As I went out on my walk today, I did not have to walk too far before being reminded of the storm that passed through last night. Our yard looked like a gardener had attempted to snip away at our live oak trees. The trimmings were all over our yard. In a couple of cases, the gardener let his shears go crazy. He tested the sharpness of his shears on some large branches of the pine trees. But, whatever chaos was in my yard, I needed to get my walk in before the humidity climbed.
As I continued along my path, the gardener must have been joined by an arborist. Their efforts on the trees were causing chainsaws to buzz and rakes to gather in the smaller trimmings. Before I reached the one-mile mark of my path, a landowner was trying to recover a branch that fell into the path across a fence. The older couple ahead of me stopped pushing the stroller that contained their lapdog to help. Mr. Lapdog was struggling to find leverage on the branch. Mrs. Lapdog was standing there waiting. As I was about to pass them, I offered to help. My offer was something like, “Not sure what the rules are about helping during a pandemic, but I would be glad to.” My AirPods may have prevented me from hearing their jubilation at my offer.
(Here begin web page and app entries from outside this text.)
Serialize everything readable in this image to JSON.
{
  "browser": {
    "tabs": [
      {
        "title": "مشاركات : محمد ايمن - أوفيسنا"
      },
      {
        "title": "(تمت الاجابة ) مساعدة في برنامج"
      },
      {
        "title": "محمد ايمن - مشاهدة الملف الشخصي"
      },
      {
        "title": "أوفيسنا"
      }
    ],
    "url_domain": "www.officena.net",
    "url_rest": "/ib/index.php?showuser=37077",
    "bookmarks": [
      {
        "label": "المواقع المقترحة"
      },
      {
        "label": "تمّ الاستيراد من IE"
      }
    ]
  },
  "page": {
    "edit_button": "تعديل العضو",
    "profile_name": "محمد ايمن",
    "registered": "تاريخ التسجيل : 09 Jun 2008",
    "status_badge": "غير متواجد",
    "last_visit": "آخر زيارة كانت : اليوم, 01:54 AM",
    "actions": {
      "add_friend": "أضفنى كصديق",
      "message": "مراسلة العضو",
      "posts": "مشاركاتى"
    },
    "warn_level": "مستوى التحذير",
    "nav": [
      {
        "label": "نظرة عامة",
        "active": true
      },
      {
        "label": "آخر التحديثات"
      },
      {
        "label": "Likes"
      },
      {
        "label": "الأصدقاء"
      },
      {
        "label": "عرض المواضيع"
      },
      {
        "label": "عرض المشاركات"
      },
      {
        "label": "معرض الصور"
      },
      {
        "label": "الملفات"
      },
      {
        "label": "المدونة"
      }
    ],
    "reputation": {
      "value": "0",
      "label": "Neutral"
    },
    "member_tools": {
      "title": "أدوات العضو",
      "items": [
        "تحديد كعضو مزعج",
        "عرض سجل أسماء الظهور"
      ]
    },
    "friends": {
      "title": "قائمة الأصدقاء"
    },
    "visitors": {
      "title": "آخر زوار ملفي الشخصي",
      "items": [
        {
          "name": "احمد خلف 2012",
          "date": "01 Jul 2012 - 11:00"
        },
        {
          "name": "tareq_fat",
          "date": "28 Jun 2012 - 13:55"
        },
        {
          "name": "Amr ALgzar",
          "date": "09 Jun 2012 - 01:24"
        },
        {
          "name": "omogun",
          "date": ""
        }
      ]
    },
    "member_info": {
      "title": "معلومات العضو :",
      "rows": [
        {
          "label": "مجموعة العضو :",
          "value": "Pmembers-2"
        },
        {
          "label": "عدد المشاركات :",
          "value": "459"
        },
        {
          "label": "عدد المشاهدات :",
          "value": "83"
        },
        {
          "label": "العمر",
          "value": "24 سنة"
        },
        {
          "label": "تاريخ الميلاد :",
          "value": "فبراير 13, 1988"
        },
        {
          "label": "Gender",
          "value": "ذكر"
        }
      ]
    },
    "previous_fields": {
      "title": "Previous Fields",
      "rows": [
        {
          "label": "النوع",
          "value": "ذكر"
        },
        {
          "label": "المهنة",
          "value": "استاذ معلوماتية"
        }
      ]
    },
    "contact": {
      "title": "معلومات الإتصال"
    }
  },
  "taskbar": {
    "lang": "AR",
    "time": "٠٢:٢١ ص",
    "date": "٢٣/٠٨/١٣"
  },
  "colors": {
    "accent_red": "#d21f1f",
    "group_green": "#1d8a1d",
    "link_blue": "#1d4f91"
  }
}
Mrs. Lapdog rushed to her husband’s aid before I could risk introducing a few breaths of possibly asymptomatic germs in their general direction. Whether or not I heard the answer, being helpful during a pandemic was not as easy as before her arrival. (Is it fair to call the pandemic a “her”? Since hurricanes can now be male or female, it seems logical pandemics would follow the same rules.)
Before arriving home, my value was reestablished when I talked to a gentleman who frequently is doing yard work when I pass by. He was busy working his rake when I paused on the other side of the road. We swapped a couple of, “I saw a bigger tree blown over then you did” stories.” After I appeared to win this debate, he was reminded of his rain gauge.
I said, “Based on the increase of water in my swimming pool, I would guess your gauge shows an inch or two.”
After picking up the gauge and checking, he said, “Just over one and a half inches. To be exact, it says one and six-tenths. Yeah, we got some rain.”
During a pandemic, it seems safest not to be in a situation where the pandemic should be a source of conversation. Pandemic help might just be trying to interact as much like “before” as possible. We are all trying to digest a normal that involves extended mask “laws”. Maybe the “help” people need is a conversation where they can see your lips move. They want to be acknowledged and not treated like they have super-cooties that can hop from bodies within a 10-foot radius. They want to see a smile that is not covered by a mask and only assumed to be present based on the twinkle in your eyes. Possible that is the kind of help people are seeking.